### [What the exercise asks]
Repeat each of these records exactly.

### [Given data]
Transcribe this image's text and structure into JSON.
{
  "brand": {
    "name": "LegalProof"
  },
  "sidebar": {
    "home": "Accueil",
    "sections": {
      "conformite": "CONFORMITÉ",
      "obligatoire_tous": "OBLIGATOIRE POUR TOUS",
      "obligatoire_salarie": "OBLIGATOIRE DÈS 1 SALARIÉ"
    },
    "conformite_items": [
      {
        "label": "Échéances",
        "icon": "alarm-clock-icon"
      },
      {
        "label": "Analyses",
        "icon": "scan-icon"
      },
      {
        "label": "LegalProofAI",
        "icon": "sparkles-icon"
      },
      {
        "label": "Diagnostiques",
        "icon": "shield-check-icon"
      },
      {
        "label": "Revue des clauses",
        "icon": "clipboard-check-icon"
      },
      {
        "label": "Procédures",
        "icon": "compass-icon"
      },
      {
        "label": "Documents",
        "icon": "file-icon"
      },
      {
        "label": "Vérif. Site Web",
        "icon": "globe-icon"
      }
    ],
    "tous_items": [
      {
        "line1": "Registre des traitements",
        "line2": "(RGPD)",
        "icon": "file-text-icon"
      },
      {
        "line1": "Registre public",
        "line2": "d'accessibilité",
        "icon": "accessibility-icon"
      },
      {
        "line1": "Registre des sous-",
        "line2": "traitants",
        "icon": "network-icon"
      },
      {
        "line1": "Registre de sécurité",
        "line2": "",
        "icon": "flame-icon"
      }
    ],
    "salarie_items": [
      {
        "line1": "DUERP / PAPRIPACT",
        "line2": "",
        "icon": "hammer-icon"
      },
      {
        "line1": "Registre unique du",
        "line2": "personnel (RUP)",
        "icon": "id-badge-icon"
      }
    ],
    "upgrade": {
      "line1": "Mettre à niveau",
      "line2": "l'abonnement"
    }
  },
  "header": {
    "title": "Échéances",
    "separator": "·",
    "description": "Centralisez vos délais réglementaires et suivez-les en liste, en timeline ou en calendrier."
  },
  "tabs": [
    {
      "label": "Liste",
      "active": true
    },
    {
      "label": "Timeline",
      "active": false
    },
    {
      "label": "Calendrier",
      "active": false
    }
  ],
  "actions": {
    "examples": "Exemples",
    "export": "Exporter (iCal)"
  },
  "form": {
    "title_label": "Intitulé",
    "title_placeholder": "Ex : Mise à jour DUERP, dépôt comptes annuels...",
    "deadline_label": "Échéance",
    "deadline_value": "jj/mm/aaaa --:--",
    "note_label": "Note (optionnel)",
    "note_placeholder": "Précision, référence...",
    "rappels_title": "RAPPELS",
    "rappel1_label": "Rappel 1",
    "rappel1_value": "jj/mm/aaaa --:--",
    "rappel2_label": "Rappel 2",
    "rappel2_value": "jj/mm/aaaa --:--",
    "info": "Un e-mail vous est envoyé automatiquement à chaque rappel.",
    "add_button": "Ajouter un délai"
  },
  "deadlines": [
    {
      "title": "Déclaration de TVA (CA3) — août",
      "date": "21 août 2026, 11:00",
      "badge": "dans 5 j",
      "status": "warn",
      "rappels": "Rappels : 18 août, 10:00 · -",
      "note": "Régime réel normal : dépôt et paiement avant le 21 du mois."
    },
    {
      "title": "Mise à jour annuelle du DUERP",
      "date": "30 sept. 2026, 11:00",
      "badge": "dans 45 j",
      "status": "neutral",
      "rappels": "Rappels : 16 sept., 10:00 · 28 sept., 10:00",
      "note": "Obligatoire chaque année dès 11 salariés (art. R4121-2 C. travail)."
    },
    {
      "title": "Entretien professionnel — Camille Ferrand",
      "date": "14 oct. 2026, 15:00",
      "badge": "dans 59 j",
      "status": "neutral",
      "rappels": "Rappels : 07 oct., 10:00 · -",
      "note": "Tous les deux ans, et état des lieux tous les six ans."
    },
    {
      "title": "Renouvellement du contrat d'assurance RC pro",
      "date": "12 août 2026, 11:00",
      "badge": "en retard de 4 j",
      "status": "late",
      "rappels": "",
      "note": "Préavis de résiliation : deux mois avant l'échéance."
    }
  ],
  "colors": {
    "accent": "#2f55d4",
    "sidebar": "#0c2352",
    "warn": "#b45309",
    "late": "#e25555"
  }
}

### [Solution for this task]
Transcribe this image's text and structure into JSON.
{
  "brand": {
    "name": "LegalProof"
  },
  "sidebar": {
    "home": "Accueil",
    "sections": {
      "conformite": "CONFORMITÉ",
      "obligatoire_tous": "OBLIGATOIRE POUR TOUS",
      "obligatoire_salarie": "OBLIGATOIRE DÈS 1 SALARIÉ"
    },
    "conformite_items": [
      {
        "label": "Échéances",
        "icon": "alarm-clock-icon"
      },
      {
        "label": "Analyses",
        "icon": "scan-icon"
      },
      {
        "label": "LegalProofAI",
        "icon": "sparkles-icon"
      },
      {
        "label": "Diagnostiques",
        "icon": "shield-check-icon"
      },
      {
        "label": "Revue des clauses",
        "icon": "clipboard-check-icon"
      },
      {
        "label": "Procédures",
        "icon": "compass-icon"
      },
      {
        "label": "Documents",
        "icon": "file-icon"
      },
      {
        "label": "Vérif. Site Web",
        "icon": "globe-icon"
      }
    ],
    "tous_items": [
      {
        "line1": "Registre des traitements",
        "line2": "(RGPD)",
        "icon": "file-text-icon"
      },
      {
        "line1": "Registre public",
        "line2": "d'accessibilité",
        "icon": "accessibility-icon"
      },
      {
        "line1": "Registre des sous-",
        "line2": "traitants",
        "icon": "network-icon"
      },
      {
        "line1": "Registre de sécurité",
        "line2": "",
        "icon": "flame-icon"
      }
    ],
    "salarie_items": [
      {
        "line1": "DUERP / PAPRIPACT",
        "line2": "",
        "icon": "hammer-icon"
      },
      {
        "line1": "Registre unique du",
        "line2": "personnel (RUP)",
        "icon": "id-badge-icon"
      }
    ],
    "upgrade": {
      "line1": "Mettre à niveau",
      "line2": "l'abonnement"
    }
  },
  "header": {
    "title": "Échéances",
    "separator": "·",
    "description": "Centralisez vos délais réglementaires et suivez-les en liste, en timeline ou en calendrier."
  },
  "tabs": [
    {
      "label": "Liste",
      "active": true
    },
    {
      "label": "Timeline",
      "active": false
    },
    {
      "label": "Calendrier",
      "active": false
    }
  ],
  "actions": {
    "examples": "Exemples",
    "export": "Exporter (iCal)"
  },
  "form": {
    "title_label": "Intitulé",
    "title_placeholder": "Ex : Mise à jour DUERP, dépôt comptes annuels...",
    "deadline_label": "Échéance",
    "deadline_value": "jj/mm/aaaa --:--",
    "note_label": "Note (optionnel)",
    "note_placeholder": "Précision, référence...",
    "rappels_title": "RAPPELS",
    "rappel1_label": "Rappel 1",
    "rappel1_value": "jj/mm/aaaa --:--",
    "rappel2_label": "Rappel 2",
    "rappel2_value": "jj/mm/aaaa --:--",
    "info": "Un e-mail vous est envoyé automatiquement à chaque rappel.",
    "add_button": "Ajouter un délai"
  },
  "deadlines": [
    {
      "title": "Déclaration de TVA (CA3) — août",
      "date": "21 août 2026, 11:00",
      "badge": "dans 5 j",
      "status": "warn",
      "rappels": "Rappels : 18 août, 10:00 · -",
      "note": "Régime réel normal : dépôt et paiement avant le 21 du mois."
    },
    {
      "title": "Mise à jour annuelle du DUERP",
      "date": "30 sept. 2026, 11:00",
      "badge": "dans 45 j",
      "status": "neutral",
      "rappels": "Rappels : 16 sept., 10:00 · 28 sept., 10:00",
      "note": "Obligatoire chaque année dès 11 salariés (art. R4121-2 C. travail)."
    },
    {
      "title": "Entretien professionnel — Camille Ferrand",
      "date": "14 oct. 2026, 15:00",
      "badge": "dans 59 j",
      "status": "neutral",
      "rappels": "Rappels : 07 oct., 10:00 · -",
      "note": "Tous les deux ans, et état des lieux tous les six ans."
    },
    {
      "title": "Renouvellement du contrat d'assurance RC pro",
      "date": "12 août 2026, 11:00",
      "badge": "en retard de 4 j",
      "status": "late",
      "rappels": "",
      "note": "Préavis de résiliation : deux mois avant l'échéance."
    }
  ],
  "colors": {
    "accent": "#2f55d4",
    "sidebar": "#0c2352",
    "warn": "#b45309",
    "late": "#e25555"
  }
}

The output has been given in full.